I was mostly thinking of my work when my mother asked me to take care of these three and I only knew one of them very well, so I was at first reticent to dedicate my time to them. Eventually out of a sense of obligation I conceded, and once they arrived it took very little time for me to realize what a terrific decision I’d made. Here are some of the highlights.

When we were in the car, one girl wanted to listen to the radio. My sister turned on the radio and asked what station. She couldn’t think of it, so the eight-year-old on my lap said she knew a station she wanted to listen to. My sister asked what the number was, and she said “Q-U-E-I-T dot seven.” Most of the occupants of the car agreed that, although she misspelled it, it was a clever way to say she wanted not to have the radio on.

When I told everyone that everyone would be going to the Christmas Eve service, and the question was whether they wanted to go to the music beforehand, the eight-year-old raised her hand to her face and looked at it quizzically. I didn’t understand what she was doing until she said “before… hand?” Then she told me “You talk all ‘Sciencey.’ Nobody talks like that but tall, beanish people.” I still haven’t figured out what she meant by “beanish.”

My family is taking care of some large, white rats that we like to let climb around on us. The youngest child let us put a rat on her, but neither of the elder two would. The middle child was willing to touch it just to say she did, but the eldest refused outright even the slightest contact.

After some time in my company, it got to the point that I could say almost anything and all three children would erupt in laughter. My sister was also not immune to this treatment. She had a little giggle that everyone wanted to repeat to much merriment.
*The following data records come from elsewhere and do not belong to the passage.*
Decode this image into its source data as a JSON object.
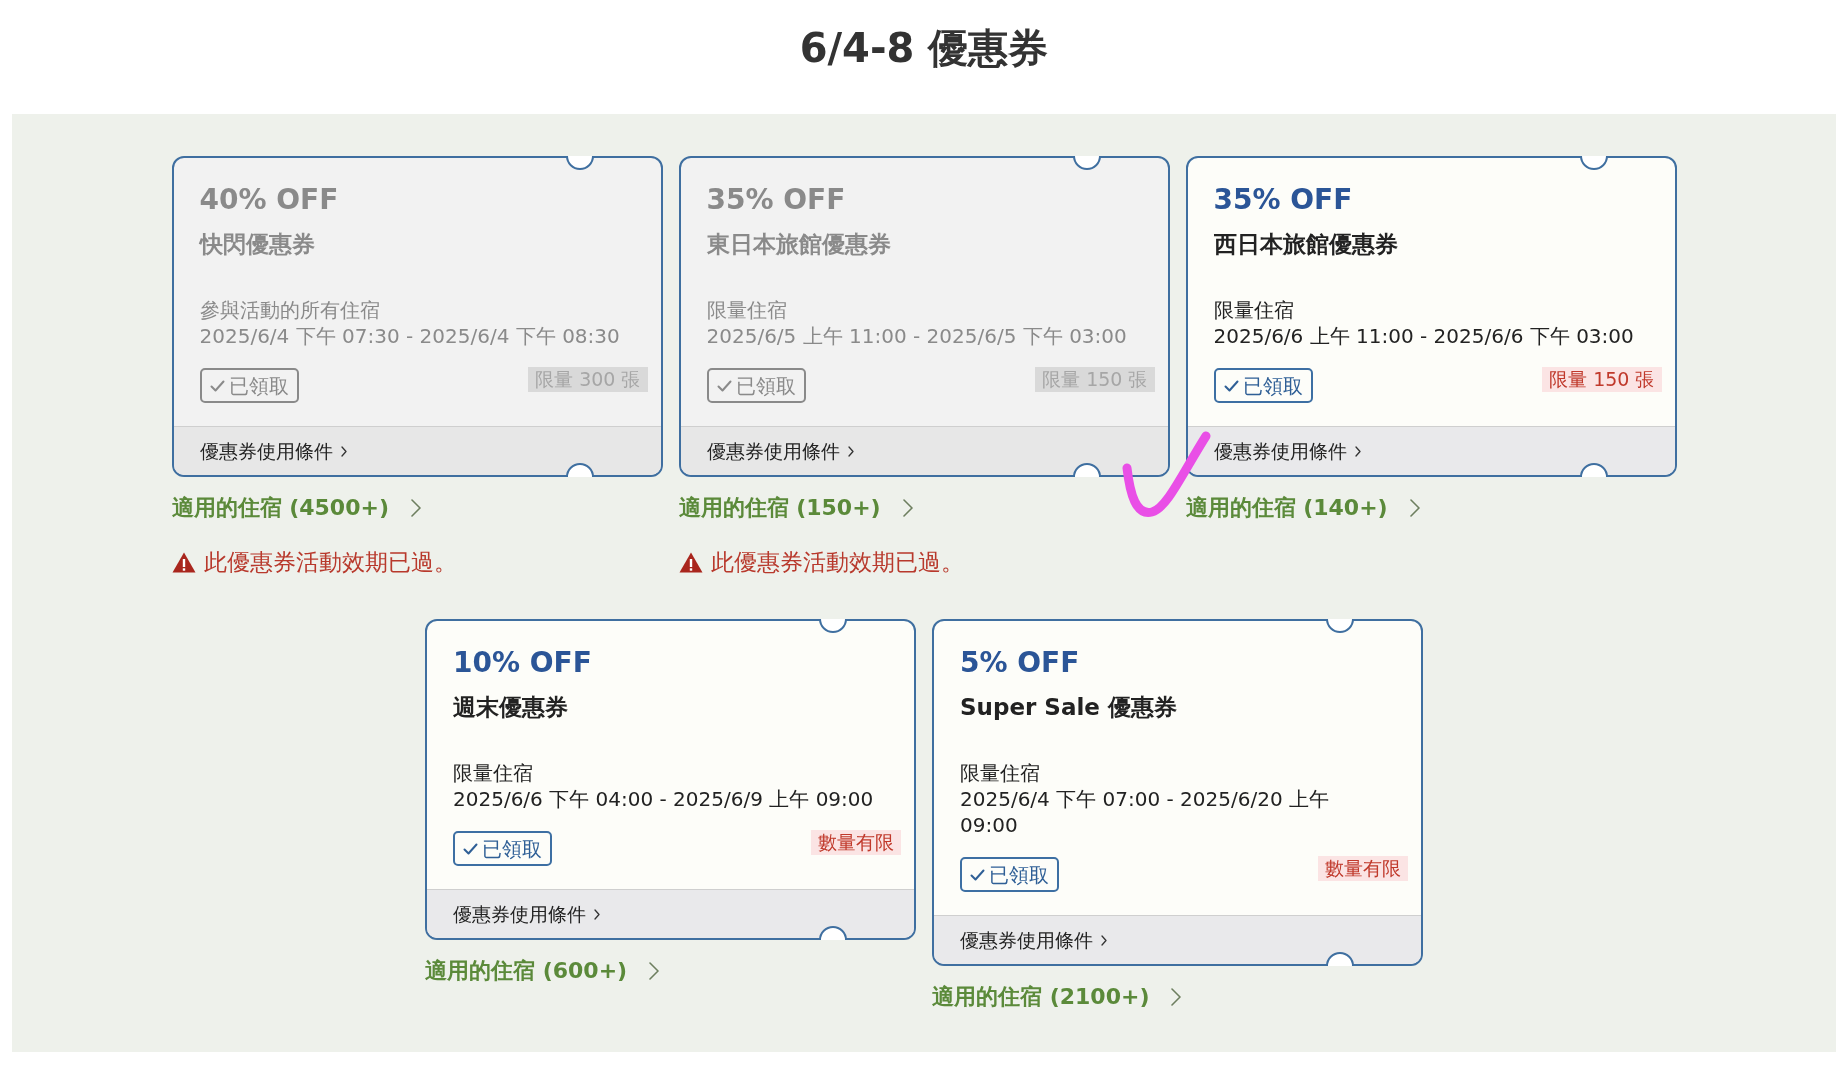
{
  "page": {
    "title": "6/4-8 優惠券"
  },
  "coupons": [
    {
      "discount": "40% OFF",
      "name": "快閃優惠券",
      "scope": "參與活動的所有住宿",
      "period": "2025/6/4 下午 07:30 - 2025/6/4 下午 08:30",
      "claim_button": "已領取",
      "quota": "限量 300 張",
      "terms_link": "優惠券使用條件",
      "expired": true,
      "hotels_link": "適用的住宿 (4500+)",
      "warning": "此優惠券活動效期已過。"
    },
    {
      "discount": "35% OFF",
      "name": "東日本旅館優惠券",
      "scope": "限量住宿",
      "period": "2025/6/5 上午 11:00 - 2025/6/5 下午 03:00",
      "claim_button": "已領取",
      "quota": "限量 150 張",
      "terms_link": "優惠券使用條件",
      "expired": true,
      "hotels_link": "適用的住宿 (150+)",
      "warning": "此優惠券活動效期已過。"
    },
    {
      "discount": "35% OFF",
      "name": "西日本旅館優惠券",
      "scope": "限量住宿",
      "period": "2025/6/6 上午 11:00 - 2025/6/6 下午 03:00",
      "claim_button": "已領取",
      "quota": "限量 150 張",
      "terms_link": "優惠券使用條件",
      "expired": false,
      "hotels_link": "適用的住宿 (140+)"
    },
    {
      "discount": "10% OFF",
      "name": "週末優惠券",
      "scope": "限量住宿",
      "period": "2025/6/6 下午 04:00 - 2025/6/9 上午 09:00",
      "claim_button": "已領取",
      "quota": "數量有限",
      "terms_link": "優惠券使用條件",
      "expired": false,
      "hotels_link": "適用的住宿 (600+)"
    },
    {
      "discount": "5% OFF",
      "name": "Super Sale 優惠券",
      "scope": "限量住宿",
      "period": "2025/6/4 下午 07:00 - 2025/6/20 上午 09:00",
      "claim_button": "已領取",
      "quota": "數量有限",
      "terms_link": "優惠券使用條件",
      "expired": false,
      "hotels_link": "適用的住宿 (2100+)"
    }
  ]
}
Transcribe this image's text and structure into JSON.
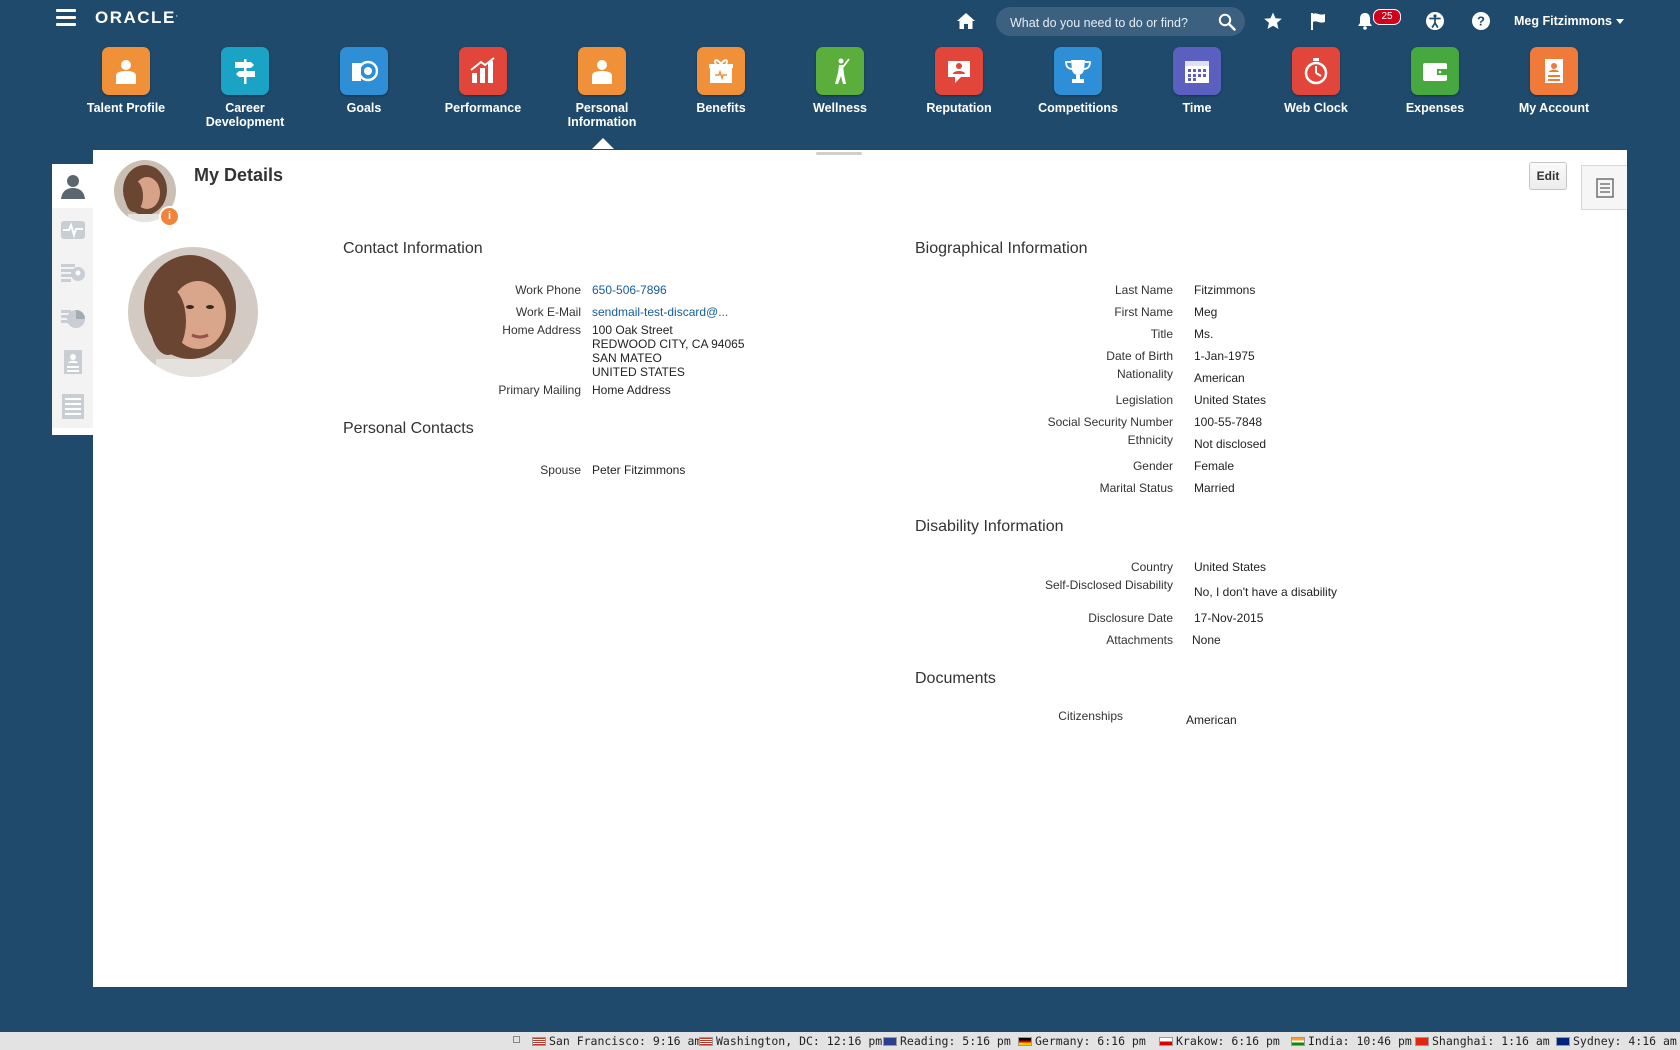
{
  "app": {
    "logo_text": "ORACLE",
    "search_placeholder": "What do you need to do or find?",
    "notification_count": "25",
    "user_name": "Meg Fitzimmons"
  },
  "springboard": [
    {
      "label": "Talent Profile",
      "color": "#f0913a",
      "icon": "person-badge-icon"
    },
    {
      "label": "Career Development",
      "color": "#1aa3c4",
      "icon": "signpost-icon"
    },
    {
      "label": "Goals",
      "color": "#2e8ed6",
      "icon": "target-icon"
    },
    {
      "label": "Performance",
      "color": "#e2453a",
      "icon": "bar-chart-icon"
    },
    {
      "label": "Personal Information",
      "color": "#f0913a",
      "icon": "person-card-icon"
    },
    {
      "label": "Benefits",
      "color": "#f0913a",
      "icon": "gift-icon"
    },
    {
      "label": "Wellness",
      "color": "#5cae3c",
      "icon": "golfer-icon"
    },
    {
      "label": "Reputation",
      "color": "#e2453a",
      "icon": "speech-person-icon"
    },
    {
      "label": "Competitions",
      "color": "#2e8ed6",
      "icon": "trophy-icon"
    },
    {
      "label": "Time",
      "color": "#5a5fc0",
      "icon": "calendar-icon"
    },
    {
      "label": "Web Clock",
      "color": "#e2453a",
      "icon": "stopwatch-icon"
    },
    {
      "label": "Expenses",
      "color": "#47a83f",
      "icon": "wallet-icon"
    },
    {
      "label": "My Account",
      "color": "#f07a3a",
      "icon": "id-badge-icon"
    }
  ],
  "active_tile": "Personal Information",
  "page": {
    "title": "My Details",
    "edit_label": "Edit",
    "info_badge": "i"
  },
  "contact": {
    "title": "Contact Information",
    "work_phone_label": "Work Phone",
    "work_phone": "650-506-7896",
    "work_email_label": "Work E-Mail",
    "work_email": "sendmail-test-discard@...",
    "home_address_label": "Home Address",
    "address_lines": [
      "100 Oak Street",
      "REDWOOD CITY, CA 94065",
      "SAN MATEO",
      "UNITED STATES"
    ],
    "primary_mailing_label": "Primary Mailing",
    "primary_mailing": "Home Address"
  },
  "personal_contacts": {
    "title": "Personal Contacts",
    "spouse_label": "Spouse",
    "spouse": "Peter Fitzimmons"
  },
  "bio": {
    "title": "Biographical Information",
    "rows": [
      {
        "label": "Last Name",
        "value": "Fitzimmons"
      },
      {
        "label": "First Name",
        "value": "Meg"
      },
      {
        "label": "Title",
        "value": "Ms."
      },
      {
        "label": "Date of Birth",
        "value": "1-Jan-1975"
      },
      {
        "label": "Nationality",
        "value": "American"
      },
      {
        "label": "Legislation",
        "value": "United States"
      },
      {
        "label": "Social Security Number",
        "value": "100-55-7848"
      },
      {
        "label": "Ethnicity",
        "value": "Not disclosed"
      },
      {
        "label": "Gender",
        "value": "Female"
      },
      {
        "label": "Marital Status",
        "value": "Married"
      }
    ]
  },
  "disability": {
    "title": "Disability Information",
    "rows": [
      {
        "label": "Country",
        "value": "United States"
      },
      {
        "label": "Self-Disclosed Disability",
        "value": "No, I don't have a disability"
      },
      {
        "label": "Disclosure Date",
        "value": "17-Nov-2015"
      },
      {
        "label": "Attachments",
        "value": "None"
      }
    ]
  },
  "documents": {
    "title": "Documents",
    "citizenships_label": "Citizenships",
    "citizenships": "American"
  },
  "clocks": [
    {
      "text": "San Francisco: 9:16 am",
      "flag": "us"
    },
    {
      "text": "Washington, DC: 12:16 pm",
      "flag": "us"
    },
    {
      "text": "Reading: 5:16 pm",
      "flag": "uk"
    },
    {
      "text": "Germany: 6:16 pm",
      "flag": "de"
    },
    {
      "text": "Krakow: 6:16 pm",
      "flag": "pl"
    },
    {
      "text": "India: 10:46 pm",
      "flag": "in"
    },
    {
      "text": "Shanghai: 1:16 am",
      "flag": "cn"
    },
    {
      "text": "Sydney: 4:16 am",
      "flag": "au"
    }
  ]
}
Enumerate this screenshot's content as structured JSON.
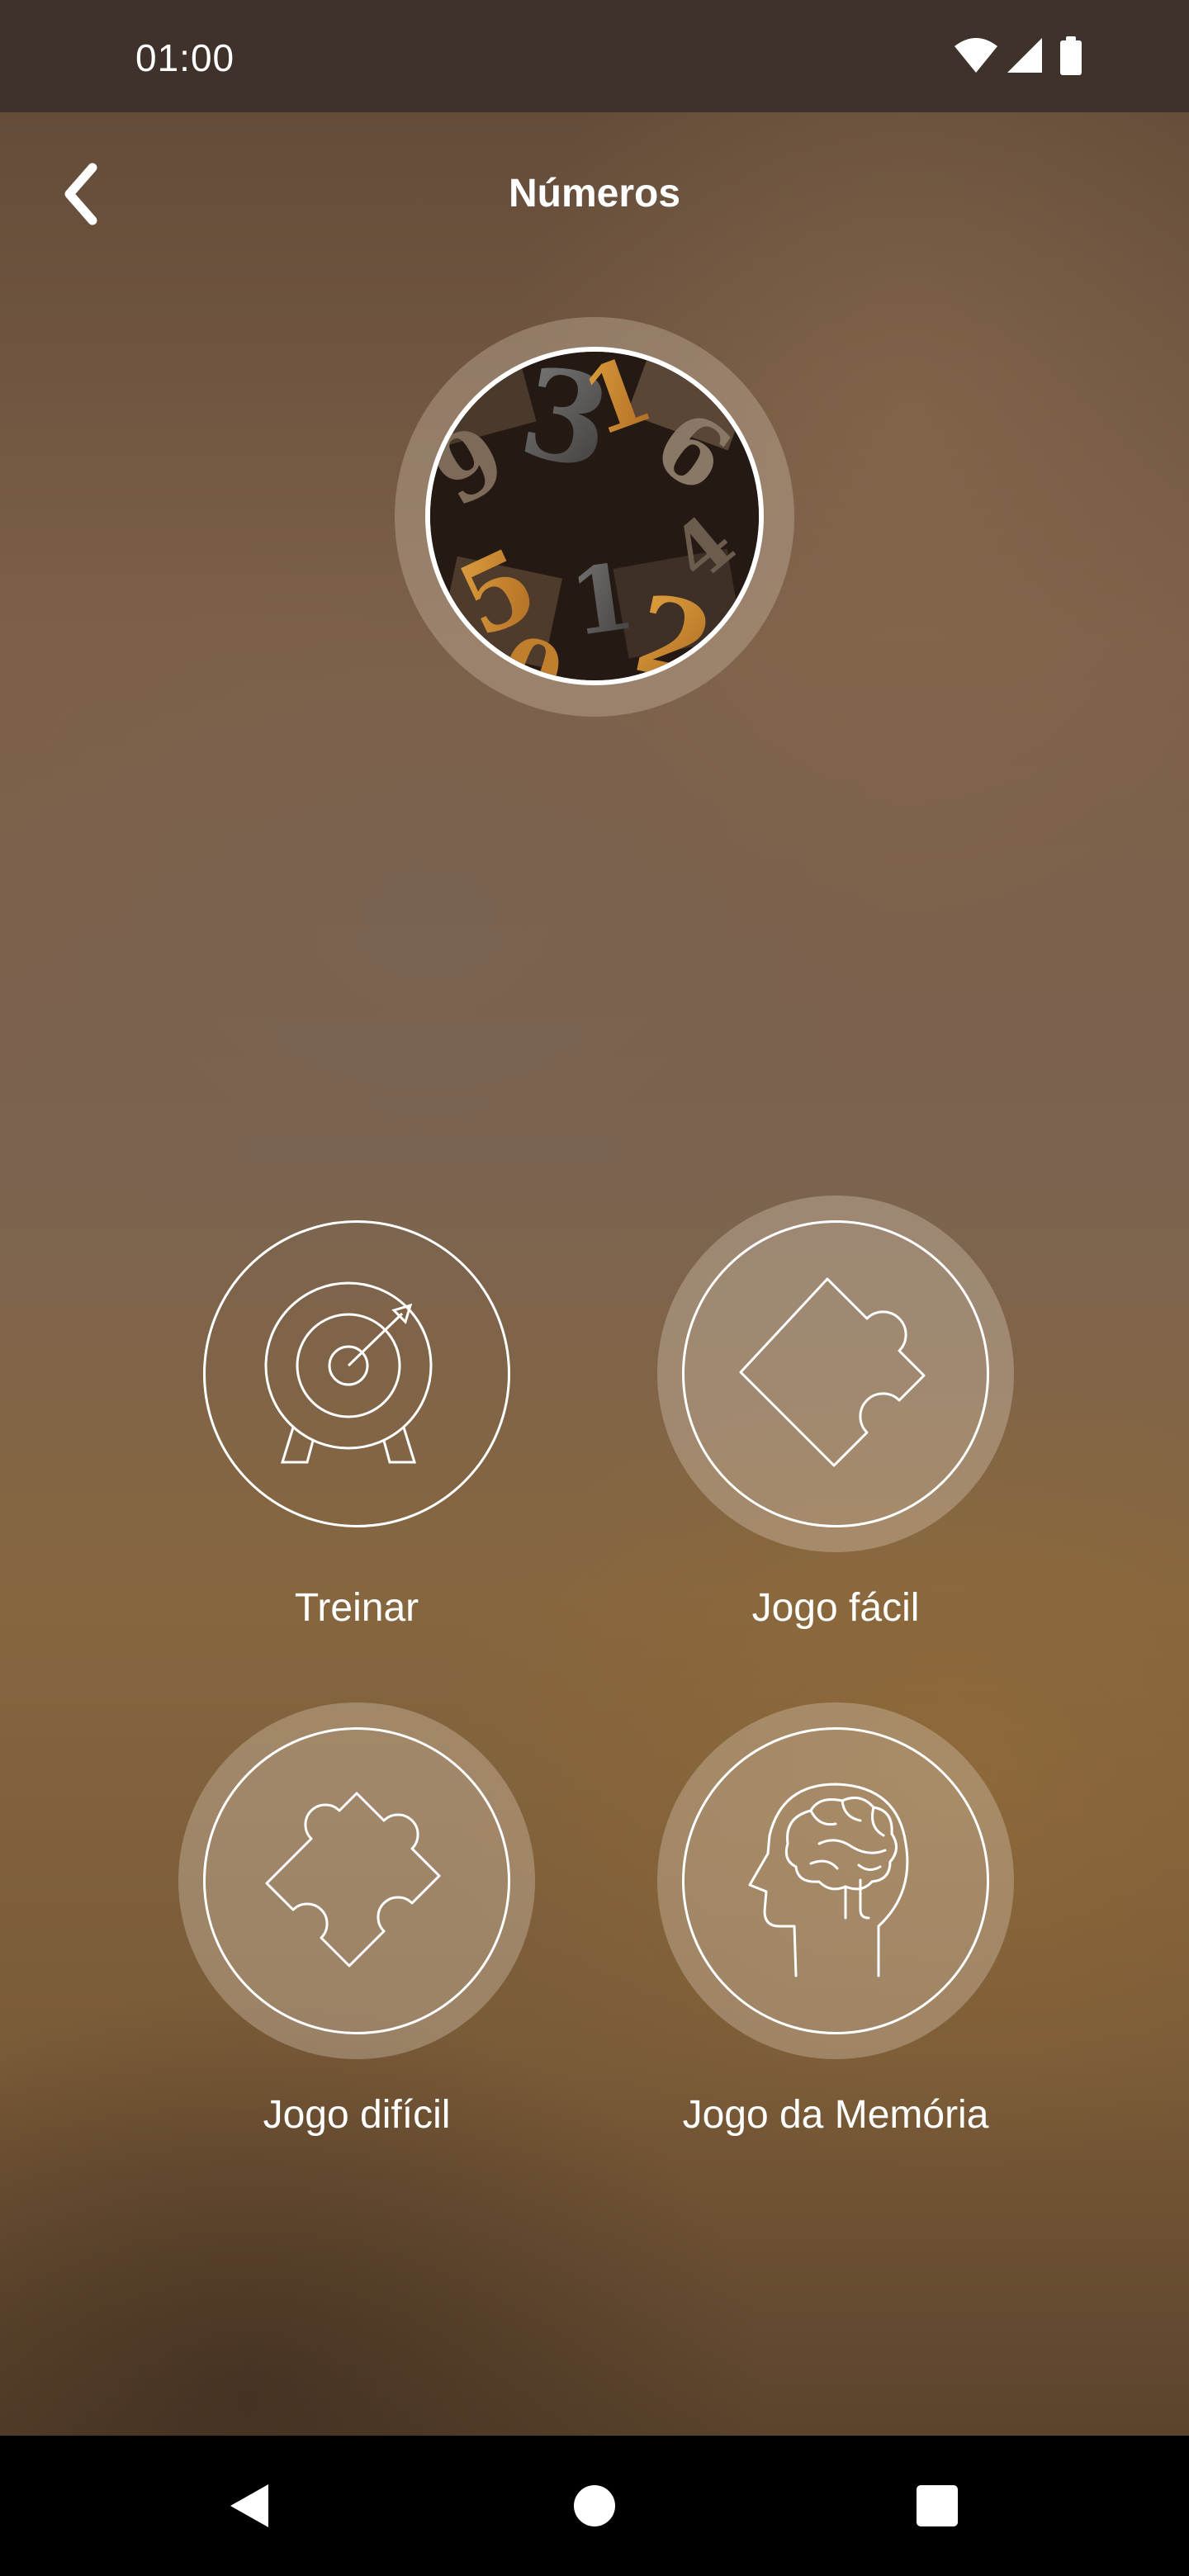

Once I stood and hit my head on a low-hanging lamp. That nearly did them in. I look forward to seeing more of these cousins of mine in the future.

Whatever I Say

I often get mixed feedback when I attempt to discuss my work on this blog. Sometimes someone will praise my knowledge and communication skills, but other times people will say something along the lines of “this post was incomprehensible jargon, but nevertheless surprisingly pleasant to read.” Notice how nice my commenters have been thus far. That’s because they’ve pretty much all been relatives and close friends. WordPress on the other hand automatically recommends my blog to strangers based on automatic guesses of similar interests. I’ve already gotten a follower whom I’ve never met. Hi, “Opinionated Man!”

This changes the game. I figure with just one post a week I should be able to make them consistently interesting and comprehensible, at least to the people who self-select to be in my audience. As the most interesting thing I do these days is my research (It really is very interesting if I can get anyone to understand it), I may begin to discuss more technical topics. I could also discuss more food topics, since that’s another sometimes relatively interesting thing I do and could write about. While food is more inherently relatable, the communication of science to non-scientists is something I find particularly inspiring.

Not making any promises. This blog, as I like to say, is about whatever I say it’s about, so maybe next week it’ll be a description of my proliferation of ways to eat a single batch of bean soup, maybe it’ll be an approachable explanation of neural networks, or maybe I’ll just say something about my grandmother’s eightieth birthday and relate an anecdote from my Thanksgiving trip to Maine. It’ll have to be an interesting anecdote, though.